It was a thrilling night in Baltimore, as tens of thousands witnessed what appeared to be a live Carl Pavano on a Major League pitching mound. Long assumed to be only a hoax or legend, the Pavano was caught from multiple angles by the YES Network cameras. Not only do we now appear to have definite proof of its existence but -- perhaps most stunning of all -- the Pavano was videotaped throwing five innings for the win, as the Yankees beat Baltimore 5-3.
Above: Carl Pavano arrives at the ballpark before last night's game.
The Yankees, seemingly unafraid of the mysterious creature crouched in their dugout, scored two runs in the first, on an Alex Rodriguez double and a Jason Giambi “infield hit” (he should send the official scorer a bouquet). The Pavano, however, appeared to be spooked by all the noise, crowds, and sudden movements; it allowed far too many base runners in its first two innings, and was lucky to let no more than three runs score in the second. Thereafter, however, it settled down, and went on to have -- under the remarkable circumstances -- a fairly decent outing.
Above: A young Yankee fan in Camden Yards enjoys Pavano's pitching performance.
The Yankees retook the lead in the third on a Jason Giambi bomb and never gave it back, eventually tacking on a fifth run when Hideki Matsui homered. (According to Variety, the film rights for Godzilla vs. Pavano have already been snapped up by Universal). Brian Bruney, Jose Veras, and Mariano Rivera pitched a combined four innings to lock down the victory for the Pavano, which by then had retreated to the visitor's locker room in search of something dangerously sharp, heavy and precariously balanced, or poisoned.
Above: Pavano relaxes in a hot tub after the game.
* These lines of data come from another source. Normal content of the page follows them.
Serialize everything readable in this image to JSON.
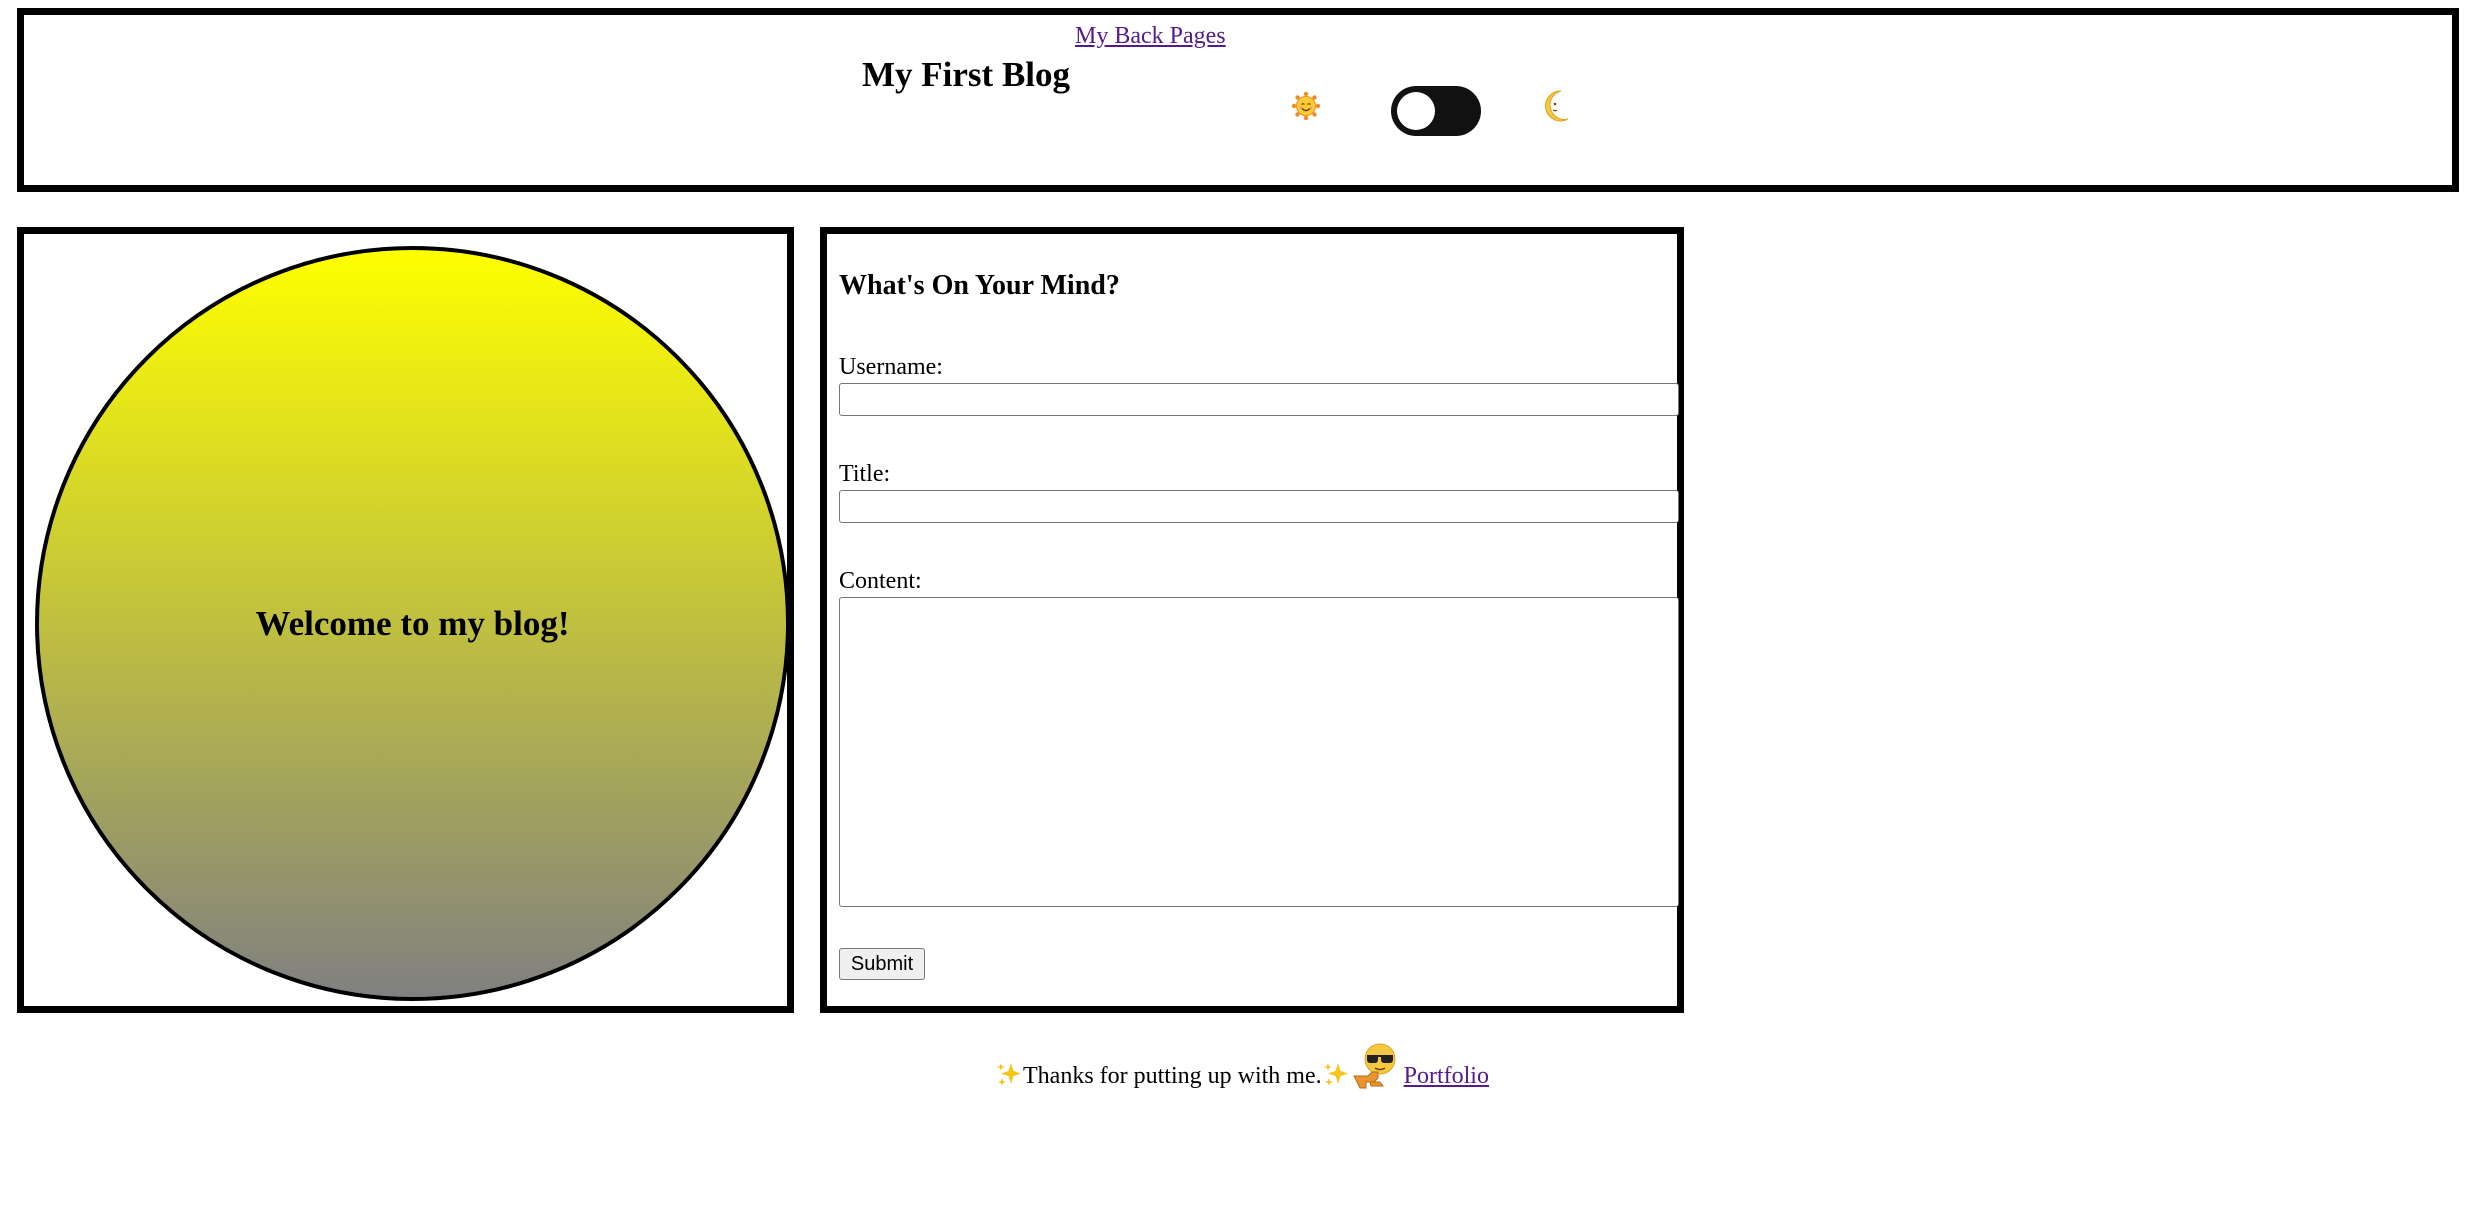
{
  "header": {
    "back_link": "My Back Pages",
    "title": "My First Blog",
    "theme_toggle": {
      "state": "light",
      "left_icon": "sun-smile-icon",
      "right_icon": "crescent-moon-icon"
    }
  },
  "hero": {
    "welcome": "Welcome to my blog!",
    "gradient_colors": [
      "#ffff00",
      "#808080"
    ]
  },
  "form": {
    "heading": "What's On Your Mind?",
    "username_label": "Username:",
    "username_value": "",
    "title_label": "Title:",
    "title_value": "",
    "content_label": "Content:",
    "content_value": "",
    "submit_label": "Submit"
  },
  "footer": {
    "thanks_text": "Thanks for putting up with me.",
    "sparkle_icon": "sparkles-icon",
    "cool_icon": "sunglasses-pointing-icon",
    "portfolio_link": "Portfolio"
  },
  "colors": {
    "link": "#551a8b",
    "border": "#000000",
    "toggle": "#111111"
  }
}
[UPDATE: EDITOR'S NOTE: The Pavano spotted by thousands in Camden Yards last night, and hailed as a real phenomenon by viewers around the world, now appears to have been an elaborate hoax. Further investigation has revealed compelling evidence suggesting that this was all a daring prank, and that "the Pavano" was, in actuality, an incredibly lifelike and realistic suit worn by Scranton pitcher Kei Igawa. We sincerely apologize for the error.]